The aircraft, operating for TAP Express, suffered a tail-strike after an unstable approach resulted in a bounced touchdown at Fez on 6 July last year, says Portuguese investigation authority GPIAA.
Such was the impact that a flight attendant was injured, an access panel fell from the ceiling, and disembarking passengers queried the cabin crew about what had happened during the landing.
The aircraft sustained aft fuselage underside abrasion damage, deformation between frames 35-38, and other evidence of scraping on the runway including sheared rivets and wear on the tail-skid.
After the ATR taxied to the apron, Fez airport ground personnel installed a support – designed to avoid tipping during boarding – beneath the tail-skid.
“No reports regarding aircraft condition discrepancies were made during the tail-support installation procedure,” says GPIAA.
It states that the captain prepared for the return flight by performing a walk-round, and carried out a general inspection, looking for problems on the main landing-gear.
Although the tail-skid is about 0.8m from the ground – allowing simple assessment of its condition, according to the manufacturer’s procedures – the captain did not detect any anomalies during the external inspection.
He told the inquiry that he saw the tail support but could not see damage to the fuselage or the evidence of runway contact on the tail-skid owing to its low position.
GPIAA says the aircraft’s crew operating manual states that the tail-skid shoe needs to be inspected during each walk-round, and that maintenance is required if the shoe is scraped and a red indicator shows signs of wear.
The inquiry indicates that the captain had reservations given that, after the walk-round, he had attempted to access the aircraft condition monitoring system to check the vertical acceleration recorded during the landing.
Despite this hint of doubt, says GPIAA, the aircraft was not removed from service for inspection and the captain accepted the risk of flying the ATR back to Lisbon.
“The crew made the return flight without performing an aircraft condition assessment and, again, without reporting any anomalies upon arrival in Lisbon,” it adds.
According to White Airways the damage to the aircraft was discovered the following day, prior to its conducting a scheduled flight.
GPIAA learned of the accident on 10 July, four days after it occurred.
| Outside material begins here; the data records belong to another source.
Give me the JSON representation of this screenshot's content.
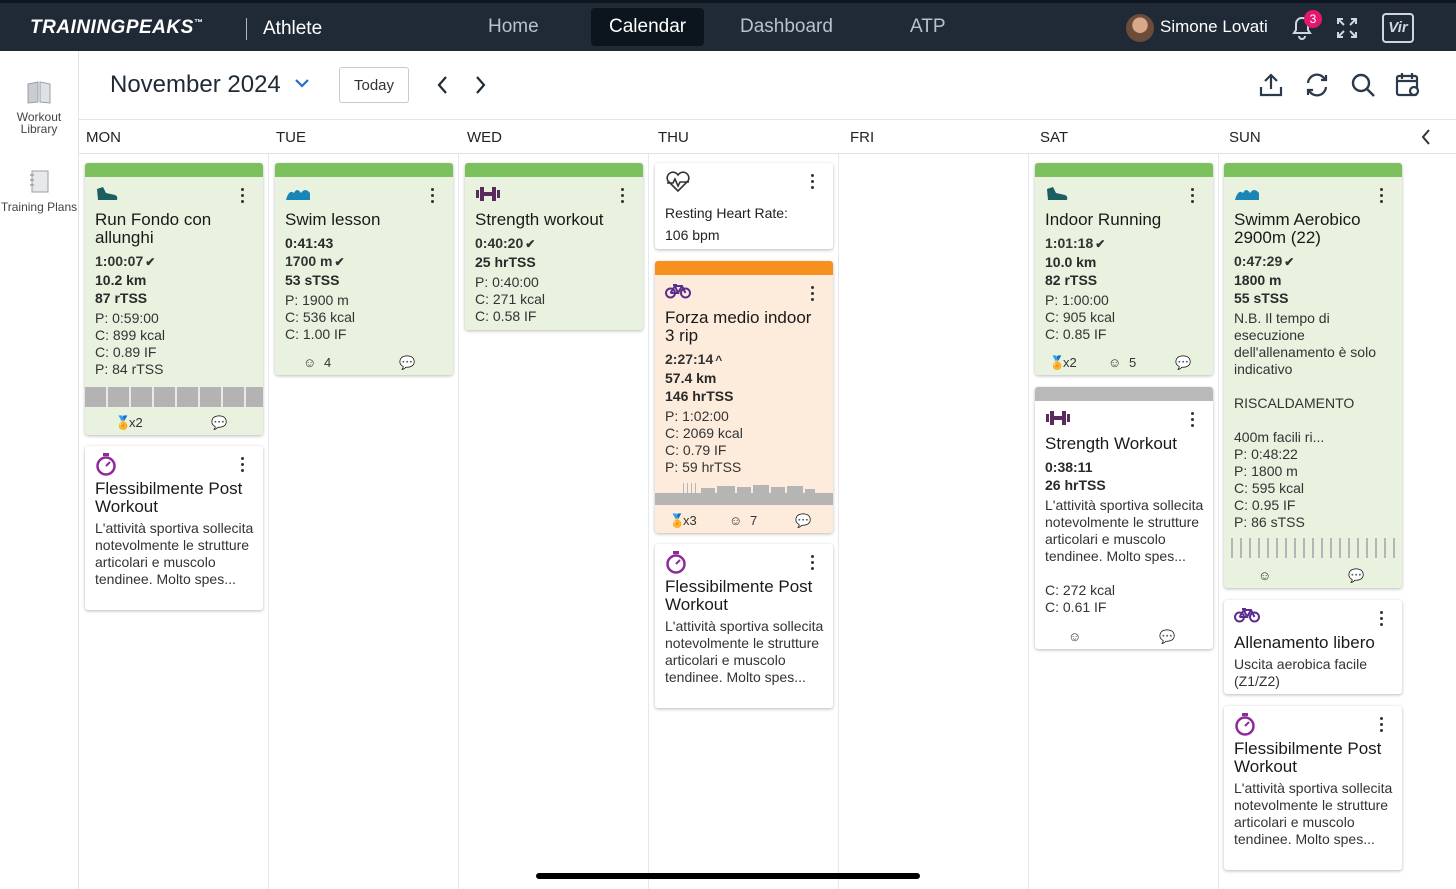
{
  "app": {
    "logo": "TRAININGPEAKS",
    "logo_tm": "™",
    "product": "Athlete",
    "nav": [
      "Home",
      "Calendar",
      "Dashboard",
      "ATP"
    ],
    "active_nav": "Calendar",
    "user": "Simone Lovati",
    "notifications": "3",
    "vir": "Vir"
  },
  "sidebar": {
    "library": "Workout Library",
    "plans": "Training Plans"
  },
  "header": {
    "month": "November 2024",
    "today": "Today"
  },
  "days": [
    "MON",
    "TUE",
    "WED",
    "THU",
    "FRI",
    "SAT",
    "SUN"
  ],
  "colors": {
    "completed": "#7cc15e",
    "over": "#f7901e",
    "unplanned": "#b9b9b9",
    "run": "#1d5e63",
    "swim": "#1a86b5",
    "strength": "#5a2a5e",
    "bike": "#5b2d8e",
    "flex": "#8e2a9a"
  },
  "cards": {
    "mon1": {
      "icon": "running-shoe-icon",
      "title": "Run Fondo con allunghi",
      "duration": "1:00:07",
      "distance": "10.2 km",
      "load": "87 rTSS",
      "p": "P: 0:59:00",
      "c1": "C: 899 kcal",
      "c2": "C: 0.89 IF",
      "p2": "P: 84 rTSS",
      "medal": "x2"
    },
    "mon2": {
      "icon": "stopwatch-icon",
      "title": "Flessibilmente Post Workout",
      "desc": "L'attività sportiva sollecita notevolmente le strutture articolari e muscolo tendinee. Molto spes..."
    },
    "tue1": {
      "icon": "swim-wave-icon",
      "title": "Swim lesson",
      "duration": "0:41:43",
      "distance": "1700 m",
      "load": "53 sTSS",
      "p": "P: 1900 m",
      "c1": "C: 536 kcal",
      "c2": "C: 1.00 IF",
      "smile": "4"
    },
    "wed1": {
      "icon": "dumbbell-icon",
      "title": "Strength workout",
      "duration": "0:40:20",
      "load": "25 hrTSS",
      "p": "P: 0:40:00",
      "c1": "C: 271 kcal",
      "c2": "C: 0.58 IF"
    },
    "thu1": {
      "icon": "heart-rate-icon",
      "label": "Resting Heart Rate:",
      "value": "106 bpm"
    },
    "thu2": {
      "icon": "bike-icon",
      "title": "Forza medio indoor 3 rip",
      "duration": "2:27:14",
      "distance": "57.4 km",
      "load": "146 hrTSS",
      "p": "P: 1:02:00",
      "c1": "C: 2069 kcal",
      "c2": "C: 0.79 IF",
      "p2": "P: 59 hrTSS",
      "medal": "x3",
      "smile": "7"
    },
    "thu3": {
      "icon": "stopwatch-icon",
      "title": "Flessibilmente Post Workout",
      "desc": "L'attività sportiva sollecita notevolmente le strutture articolari e muscolo tendinee. Molto spes..."
    },
    "sat1": {
      "icon": "running-shoe-icon",
      "title": "Indoor Running",
      "duration": "1:01:18",
      "distance": "10.0 km",
      "load": "82 rTSS",
      "p": "P: 1:00:00",
      "c1": "C: 905 kcal",
      "c2": "C: 0.85 IF",
      "medal": "x2",
      "smile": "5"
    },
    "sat2": {
      "icon": "dumbbell-icon",
      "title": "Strength Workout",
      "duration": "0:38:11",
      "load": "26 hrTSS",
      "desc": "L'attività sportiva sollecita notevolmente le strutture articolari e muscolo tendinee. Molto spes...",
      "c1": "C: 272 kcal",
      "c2": "C: 0.61 IF"
    },
    "sun1": {
      "icon": "swim-wave-icon",
      "title": "Swimm Aerobico 2900m (22)",
      "duration": "0:47:29",
      "distance": "1800 m",
      "load": "55 sTSS",
      "desc1": "N.B. Il tempo di esecuzione dell'allenamento è solo indicativo",
      "desc2": "RISCALDAMENTO",
      "desc3": "400m facili ri...",
      "p": "P: 0:48:22",
      "p2": "P: 1800 m",
      "c1": "C: 595 kcal",
      "c2": "C: 0.95 IF",
      "p3": "P: 86 sTSS"
    },
    "sun2": {
      "icon": "bike-icon",
      "title": "Allenamento libero",
      "desc": "Uscita aerobica facile (Z1/Z2)"
    },
    "sun3": {
      "icon": "stopwatch-icon",
      "title": "Flessibilmente Post Workout",
      "desc": "L'attività sportiva sollecita notevolmente le strutture articolari e muscolo tendinee. Molto spes..."
    }
  }
}
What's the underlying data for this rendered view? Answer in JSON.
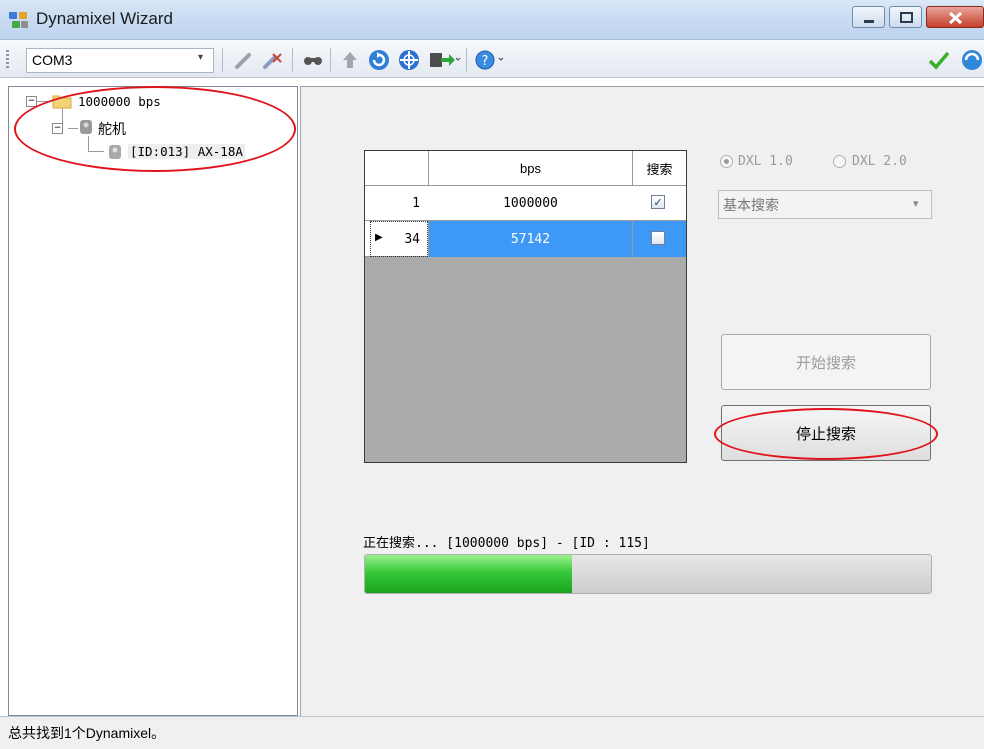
{
  "window": {
    "title": "Dynamixel Wizard",
    "min_glyph": "—",
    "max_glyph": "□",
    "close_glyph": "✕"
  },
  "toolbar": {
    "port": "COM3",
    "dropdown_glyph": "▾",
    "icons": [
      "wrench-icon",
      "disconnect-icon",
      "search-icon",
      "upload-icon",
      "refresh-icon",
      "target-icon",
      "download-icon",
      "help-icon",
      "check-icon",
      "sync-icon"
    ]
  },
  "tree": {
    "root": "1000000 bps",
    "group": "舵机",
    "device": "[ID:013] AX-18A",
    "expand_glyph": "−"
  },
  "grid": {
    "headers": [
      "bps",
      "搜索"
    ],
    "rows": [
      {
        "num": "1",
        "bps": "1000000",
        "checked": true,
        "selected": false
      },
      {
        "num": "34",
        "bps": "57142",
        "checked": false,
        "selected": true
      }
    ],
    "row_marker": "▶",
    "check_glyph": "✓"
  },
  "protocol": {
    "options": [
      "DXL 1.0",
      "DXL 2.0"
    ],
    "selected": "DXL 1.0"
  },
  "search_mode": {
    "value": "基本搜索",
    "arrow": "▾"
  },
  "buttons": {
    "start": "开始搜索",
    "stop": "停止搜索"
  },
  "status": {
    "text": "正在搜索... [1000000 bps] - [ID : 115]",
    "progress_fraction": 0.366
  },
  "statusbar": {
    "text": "总共找到1个Dynamixel。"
  },
  "colors": {
    "selection": "#3d99f5",
    "annotation": "#e0121a",
    "progress": "#38c93a"
  }
}
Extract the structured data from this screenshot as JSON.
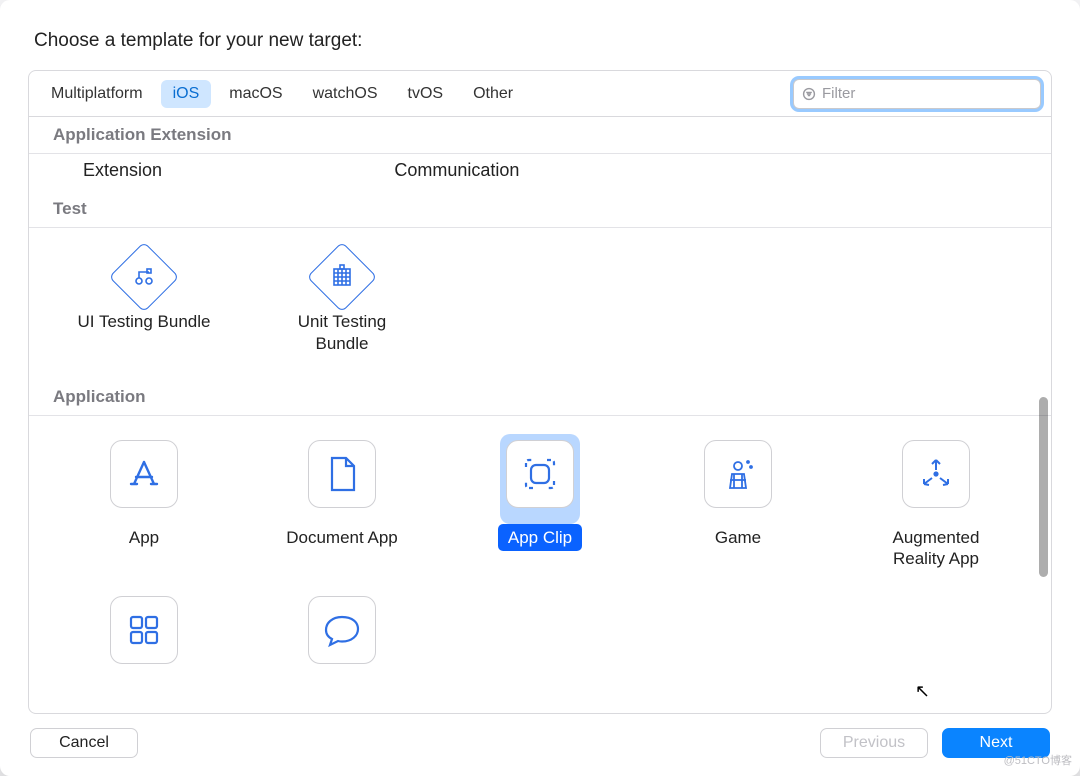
{
  "prompt": "Choose a template for your new target:",
  "tabs": {
    "items": [
      "Multiplatform",
      "iOS",
      "macOS",
      "watchOS",
      "tvOS",
      "Other"
    ],
    "selected": "iOS"
  },
  "filter": {
    "placeholder": "Filter",
    "value": ""
  },
  "sections": {
    "app_extension": {
      "header": "Application Extension",
      "columns": [
        "Extension",
        "Communication"
      ]
    },
    "test": {
      "header": "Test",
      "items": [
        {
          "label": "UI Testing Bundle",
          "icon": "ui-testing-icon"
        },
        {
          "label": "Unit Testing\nBundle",
          "icon": "unit-testing-icon"
        }
      ]
    },
    "application": {
      "header": "Application",
      "items": [
        {
          "label": "App",
          "icon": "app-icon",
          "selected": false
        },
        {
          "label": "Document App",
          "icon": "document-icon",
          "selected": false
        },
        {
          "label": "App Clip",
          "icon": "app-clip-icon",
          "selected": true
        },
        {
          "label": "Game",
          "icon": "game-icon",
          "selected": false
        },
        {
          "label": "Augmented\nReality App",
          "icon": "ar-icon",
          "selected": false
        },
        {
          "label": "",
          "icon": "grid-icon",
          "selected": false
        },
        {
          "label": "",
          "icon": "message-icon",
          "selected": false
        }
      ]
    }
  },
  "footer": {
    "cancel": "Cancel",
    "previous": "Previous",
    "next": "Next"
  },
  "watermark": "@51CTO博客"
}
The operator had ferried the aircraft to Cascais. While flight-data recorder information from the accident could be retrieved, the cockpit-voice data could not.